(Data records for software interfaces)
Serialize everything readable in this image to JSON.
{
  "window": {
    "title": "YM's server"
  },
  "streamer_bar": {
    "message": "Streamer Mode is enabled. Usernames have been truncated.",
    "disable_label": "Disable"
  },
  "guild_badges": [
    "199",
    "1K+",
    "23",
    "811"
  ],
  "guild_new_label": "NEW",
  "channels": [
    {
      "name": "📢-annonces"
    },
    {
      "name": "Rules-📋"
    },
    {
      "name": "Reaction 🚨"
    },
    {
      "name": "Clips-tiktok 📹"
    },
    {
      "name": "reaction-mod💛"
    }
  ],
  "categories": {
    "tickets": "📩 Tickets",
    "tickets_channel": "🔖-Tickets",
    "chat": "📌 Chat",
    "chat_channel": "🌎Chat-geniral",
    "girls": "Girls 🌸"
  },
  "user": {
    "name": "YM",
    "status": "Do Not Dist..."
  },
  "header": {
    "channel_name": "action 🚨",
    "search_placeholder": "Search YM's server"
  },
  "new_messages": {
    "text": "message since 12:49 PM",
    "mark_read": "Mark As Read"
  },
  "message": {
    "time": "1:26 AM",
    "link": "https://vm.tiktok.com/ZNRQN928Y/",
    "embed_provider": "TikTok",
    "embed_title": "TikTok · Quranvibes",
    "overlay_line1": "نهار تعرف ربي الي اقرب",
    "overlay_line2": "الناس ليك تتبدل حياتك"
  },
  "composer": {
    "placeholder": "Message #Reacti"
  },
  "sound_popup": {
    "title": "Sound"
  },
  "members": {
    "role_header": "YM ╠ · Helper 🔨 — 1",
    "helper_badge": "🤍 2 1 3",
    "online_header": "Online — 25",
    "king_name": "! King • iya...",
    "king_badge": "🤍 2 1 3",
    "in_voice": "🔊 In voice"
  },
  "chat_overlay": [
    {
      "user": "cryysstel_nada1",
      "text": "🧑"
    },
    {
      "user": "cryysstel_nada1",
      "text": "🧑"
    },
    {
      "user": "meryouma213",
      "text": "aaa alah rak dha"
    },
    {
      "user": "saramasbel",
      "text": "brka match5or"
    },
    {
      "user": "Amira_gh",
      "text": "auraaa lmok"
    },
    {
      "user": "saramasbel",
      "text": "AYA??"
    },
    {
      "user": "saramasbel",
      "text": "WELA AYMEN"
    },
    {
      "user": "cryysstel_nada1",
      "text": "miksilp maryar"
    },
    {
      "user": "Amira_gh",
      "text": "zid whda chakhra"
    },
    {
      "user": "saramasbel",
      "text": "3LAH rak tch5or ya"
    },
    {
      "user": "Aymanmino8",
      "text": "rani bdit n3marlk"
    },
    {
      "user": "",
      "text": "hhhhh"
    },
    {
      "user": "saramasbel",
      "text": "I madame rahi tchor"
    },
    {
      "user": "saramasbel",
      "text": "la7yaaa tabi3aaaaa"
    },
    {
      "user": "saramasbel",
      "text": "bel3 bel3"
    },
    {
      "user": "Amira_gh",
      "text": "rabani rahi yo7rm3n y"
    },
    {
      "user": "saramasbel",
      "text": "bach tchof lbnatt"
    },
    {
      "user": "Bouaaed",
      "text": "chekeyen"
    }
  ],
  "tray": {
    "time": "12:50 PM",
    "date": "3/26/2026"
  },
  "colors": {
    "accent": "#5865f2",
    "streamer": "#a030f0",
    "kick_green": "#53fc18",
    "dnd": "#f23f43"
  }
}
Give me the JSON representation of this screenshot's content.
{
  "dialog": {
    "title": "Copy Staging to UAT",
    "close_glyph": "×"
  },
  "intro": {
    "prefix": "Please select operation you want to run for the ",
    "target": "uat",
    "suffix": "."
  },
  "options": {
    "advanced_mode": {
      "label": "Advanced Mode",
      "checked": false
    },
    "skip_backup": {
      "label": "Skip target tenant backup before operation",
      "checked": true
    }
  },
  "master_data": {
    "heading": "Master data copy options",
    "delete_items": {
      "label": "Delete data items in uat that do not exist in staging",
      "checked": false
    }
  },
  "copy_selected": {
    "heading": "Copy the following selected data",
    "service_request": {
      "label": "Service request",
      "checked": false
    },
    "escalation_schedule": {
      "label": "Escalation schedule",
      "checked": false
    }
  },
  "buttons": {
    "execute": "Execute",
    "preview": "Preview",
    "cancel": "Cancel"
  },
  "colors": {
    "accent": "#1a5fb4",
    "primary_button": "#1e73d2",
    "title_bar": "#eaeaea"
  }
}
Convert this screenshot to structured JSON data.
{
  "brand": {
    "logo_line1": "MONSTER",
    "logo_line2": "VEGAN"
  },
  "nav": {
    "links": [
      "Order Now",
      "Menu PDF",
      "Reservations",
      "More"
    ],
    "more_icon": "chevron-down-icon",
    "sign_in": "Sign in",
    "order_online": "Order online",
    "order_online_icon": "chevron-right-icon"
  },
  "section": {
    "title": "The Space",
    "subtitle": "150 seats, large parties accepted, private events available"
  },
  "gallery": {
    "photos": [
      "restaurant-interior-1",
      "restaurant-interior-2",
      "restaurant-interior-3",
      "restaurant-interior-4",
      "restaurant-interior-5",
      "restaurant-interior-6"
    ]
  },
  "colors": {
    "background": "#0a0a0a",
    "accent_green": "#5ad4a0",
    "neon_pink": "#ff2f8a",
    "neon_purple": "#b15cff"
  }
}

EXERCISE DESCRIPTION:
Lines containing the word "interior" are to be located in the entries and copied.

ANSWER TO THIS TASK:
      "restaurant-interior-1",
      "restaurant-interior-2",
      "restaurant-interior-3",
      "restaurant-interior-4",
      "restaurant-interior-5",
      "restaurant-interior-6"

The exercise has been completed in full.